Hundreds of travelers attempting to fly out of Houston's Hobby Airport were delayed for hours as TSA agents confronted the massive security threat posed by a book. Actually, several books. Several identical books. Carried by several fliers leaving the same event. (via Lowering the Bar)
"We had a large group with a large number of bags to be checked and because of a certain item in those bags there was additional screening necessary," said Bill Begley with Hobby Airport.Nice use of the word "forced." Even if the book appeared suspicious at first, perhaps the inference could have been drawn that other passengers wearing the sorority insignia on their almost-universally red clothing were carrying the same non-threatening book. Or does "Behavioral Detection" -- the TSA's mind-reading initiative that watches for suspicious patterns -- only detect suspicion, not the lack thereof?
A spokesman for the airport says the sorority members were apparently given thick booklets at the convention that could be mistaken for explosives when packed into checked bags. The booklets forced TSA officials to hand check most of the luggage.
Here's the "bomb," as displayed by one passenger during KHOU's televised report:
Better safe than sorry -- the TSA's strangulated way of thinking -- kept this from being pursued logically, as Kevin Underhill points out.
Of course, I suppose it's not impossible that ISIS coordinated an attack plan with the annual Delta Sigma Theta convention.
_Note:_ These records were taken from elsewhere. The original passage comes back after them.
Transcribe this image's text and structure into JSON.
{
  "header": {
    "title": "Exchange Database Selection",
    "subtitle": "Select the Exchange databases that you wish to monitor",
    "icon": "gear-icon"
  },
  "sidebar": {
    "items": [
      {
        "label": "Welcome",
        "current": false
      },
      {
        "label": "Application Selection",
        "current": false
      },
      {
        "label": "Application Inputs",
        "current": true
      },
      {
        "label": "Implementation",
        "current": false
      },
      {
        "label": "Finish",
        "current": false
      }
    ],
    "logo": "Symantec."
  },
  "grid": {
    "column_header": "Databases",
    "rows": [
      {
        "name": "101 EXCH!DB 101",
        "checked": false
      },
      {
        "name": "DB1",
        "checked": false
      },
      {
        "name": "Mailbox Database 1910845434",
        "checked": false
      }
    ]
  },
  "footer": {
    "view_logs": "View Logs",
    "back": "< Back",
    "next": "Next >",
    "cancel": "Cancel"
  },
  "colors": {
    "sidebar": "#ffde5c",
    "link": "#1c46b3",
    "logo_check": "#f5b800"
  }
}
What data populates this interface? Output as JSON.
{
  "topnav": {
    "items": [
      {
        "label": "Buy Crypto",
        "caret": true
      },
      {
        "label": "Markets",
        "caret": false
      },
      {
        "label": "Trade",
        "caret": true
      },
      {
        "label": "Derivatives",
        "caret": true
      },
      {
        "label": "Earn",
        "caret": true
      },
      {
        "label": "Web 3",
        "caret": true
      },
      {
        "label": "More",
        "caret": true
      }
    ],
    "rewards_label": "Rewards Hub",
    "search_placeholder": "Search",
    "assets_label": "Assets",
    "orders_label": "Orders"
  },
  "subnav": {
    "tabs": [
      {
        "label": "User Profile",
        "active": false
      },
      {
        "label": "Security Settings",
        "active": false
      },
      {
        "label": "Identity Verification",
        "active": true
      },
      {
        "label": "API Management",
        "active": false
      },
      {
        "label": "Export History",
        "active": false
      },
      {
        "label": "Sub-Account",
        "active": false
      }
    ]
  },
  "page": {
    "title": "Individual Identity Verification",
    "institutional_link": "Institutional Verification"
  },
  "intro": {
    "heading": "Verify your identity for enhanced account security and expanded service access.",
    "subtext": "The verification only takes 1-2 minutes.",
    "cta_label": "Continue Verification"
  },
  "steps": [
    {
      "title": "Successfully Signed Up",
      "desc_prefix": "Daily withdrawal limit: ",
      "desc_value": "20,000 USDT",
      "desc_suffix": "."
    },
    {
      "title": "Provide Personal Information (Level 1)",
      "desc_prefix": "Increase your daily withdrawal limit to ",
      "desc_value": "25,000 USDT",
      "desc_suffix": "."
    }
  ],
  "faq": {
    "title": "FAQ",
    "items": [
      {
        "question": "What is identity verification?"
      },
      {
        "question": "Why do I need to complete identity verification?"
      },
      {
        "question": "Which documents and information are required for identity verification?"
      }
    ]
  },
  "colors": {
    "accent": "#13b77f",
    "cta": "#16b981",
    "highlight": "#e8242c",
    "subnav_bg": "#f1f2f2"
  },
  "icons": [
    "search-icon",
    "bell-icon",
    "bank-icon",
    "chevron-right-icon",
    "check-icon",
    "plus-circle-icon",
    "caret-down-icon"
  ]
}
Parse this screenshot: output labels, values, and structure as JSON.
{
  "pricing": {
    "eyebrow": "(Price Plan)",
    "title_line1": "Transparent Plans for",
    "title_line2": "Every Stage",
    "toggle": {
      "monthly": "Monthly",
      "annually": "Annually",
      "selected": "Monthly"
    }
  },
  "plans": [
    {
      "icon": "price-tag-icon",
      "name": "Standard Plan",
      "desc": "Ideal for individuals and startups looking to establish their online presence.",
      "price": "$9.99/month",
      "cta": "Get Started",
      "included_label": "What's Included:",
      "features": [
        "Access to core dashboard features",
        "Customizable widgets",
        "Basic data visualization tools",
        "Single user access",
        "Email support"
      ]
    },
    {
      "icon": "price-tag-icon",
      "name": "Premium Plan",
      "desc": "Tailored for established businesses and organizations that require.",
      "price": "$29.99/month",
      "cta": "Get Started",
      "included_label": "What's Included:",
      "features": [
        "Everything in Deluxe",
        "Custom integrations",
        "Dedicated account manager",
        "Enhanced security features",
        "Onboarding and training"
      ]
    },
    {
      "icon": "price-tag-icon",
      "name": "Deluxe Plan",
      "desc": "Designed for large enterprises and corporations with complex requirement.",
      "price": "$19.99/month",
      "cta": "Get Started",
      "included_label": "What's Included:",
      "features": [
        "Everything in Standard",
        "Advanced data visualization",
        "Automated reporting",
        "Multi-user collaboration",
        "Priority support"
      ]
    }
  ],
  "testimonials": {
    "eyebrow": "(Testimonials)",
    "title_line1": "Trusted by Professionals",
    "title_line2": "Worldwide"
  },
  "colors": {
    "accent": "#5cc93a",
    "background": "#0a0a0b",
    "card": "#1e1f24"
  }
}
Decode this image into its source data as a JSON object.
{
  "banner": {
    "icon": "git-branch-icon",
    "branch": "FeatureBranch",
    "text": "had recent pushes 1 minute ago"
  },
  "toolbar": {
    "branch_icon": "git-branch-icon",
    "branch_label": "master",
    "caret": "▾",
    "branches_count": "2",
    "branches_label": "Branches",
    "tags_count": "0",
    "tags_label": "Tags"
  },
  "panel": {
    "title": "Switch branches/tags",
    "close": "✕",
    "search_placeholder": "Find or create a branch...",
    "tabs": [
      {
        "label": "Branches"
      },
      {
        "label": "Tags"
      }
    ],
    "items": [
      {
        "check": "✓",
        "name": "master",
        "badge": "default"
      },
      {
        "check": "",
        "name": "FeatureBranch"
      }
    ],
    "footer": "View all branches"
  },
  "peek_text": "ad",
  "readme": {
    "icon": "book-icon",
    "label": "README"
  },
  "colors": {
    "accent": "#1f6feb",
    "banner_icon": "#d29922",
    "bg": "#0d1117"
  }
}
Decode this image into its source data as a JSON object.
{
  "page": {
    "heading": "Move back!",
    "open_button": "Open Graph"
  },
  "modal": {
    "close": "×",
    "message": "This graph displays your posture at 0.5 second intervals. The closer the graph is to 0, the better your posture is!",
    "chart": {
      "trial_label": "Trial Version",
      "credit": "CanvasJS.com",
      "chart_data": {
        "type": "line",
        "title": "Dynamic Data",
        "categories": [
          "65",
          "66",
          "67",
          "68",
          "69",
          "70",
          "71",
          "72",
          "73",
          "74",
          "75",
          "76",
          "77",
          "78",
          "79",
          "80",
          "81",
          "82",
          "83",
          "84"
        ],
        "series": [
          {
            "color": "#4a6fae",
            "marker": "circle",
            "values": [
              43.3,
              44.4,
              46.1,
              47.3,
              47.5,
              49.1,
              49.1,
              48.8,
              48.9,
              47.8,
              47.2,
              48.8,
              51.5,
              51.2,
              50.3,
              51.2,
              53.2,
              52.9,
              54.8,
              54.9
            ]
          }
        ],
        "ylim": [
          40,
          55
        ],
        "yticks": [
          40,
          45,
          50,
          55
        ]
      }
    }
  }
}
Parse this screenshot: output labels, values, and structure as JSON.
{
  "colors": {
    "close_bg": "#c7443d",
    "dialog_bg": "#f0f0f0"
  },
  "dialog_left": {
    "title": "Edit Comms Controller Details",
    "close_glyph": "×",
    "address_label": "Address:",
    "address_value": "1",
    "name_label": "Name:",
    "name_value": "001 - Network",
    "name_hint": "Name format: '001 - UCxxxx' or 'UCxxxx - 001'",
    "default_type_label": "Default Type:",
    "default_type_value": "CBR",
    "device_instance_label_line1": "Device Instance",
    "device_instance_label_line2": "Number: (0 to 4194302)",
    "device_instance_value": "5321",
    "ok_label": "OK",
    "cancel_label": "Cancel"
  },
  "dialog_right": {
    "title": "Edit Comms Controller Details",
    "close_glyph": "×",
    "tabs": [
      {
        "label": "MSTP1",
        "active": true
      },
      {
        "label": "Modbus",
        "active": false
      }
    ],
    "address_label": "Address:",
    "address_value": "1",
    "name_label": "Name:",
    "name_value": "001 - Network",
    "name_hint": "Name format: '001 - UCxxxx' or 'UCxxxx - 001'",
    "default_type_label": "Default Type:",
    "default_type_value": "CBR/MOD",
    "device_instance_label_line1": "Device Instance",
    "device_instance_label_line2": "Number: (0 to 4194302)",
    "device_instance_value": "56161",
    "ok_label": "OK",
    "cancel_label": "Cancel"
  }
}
But the chances of that are sufficiently close to zero that I'd feel safe waving these ladies through.Maybe it wasn't ISIS. Maybe it was hundreds of "lone wolves," all wearing red and white clothing and all carrying the same bomb/book!
Instead of seeing this common element as something non-suspicious after the first thorough search, the TSA apparently treated every repeat "incident" as its own particularized threat. Flights were delayed, but not a single one was made any safer by these extra inspection efforts.
So far, the TSA has yet to comment on its actions, leaving that unenviable task to airport officials. Meanwhile, travelers continue to give the TSA more credit than it deserves.
"I'm sure they were doing their best that they could, but it just wasn't enough it wasn't enough," [sorority alumus Cassandra] Tomes said.Their "best" is routinely terrible. And for all the talk about becoming a smarter, more responsive security agency, the TSA continues to brute force its way through the day-to-day business of keeping up appearances.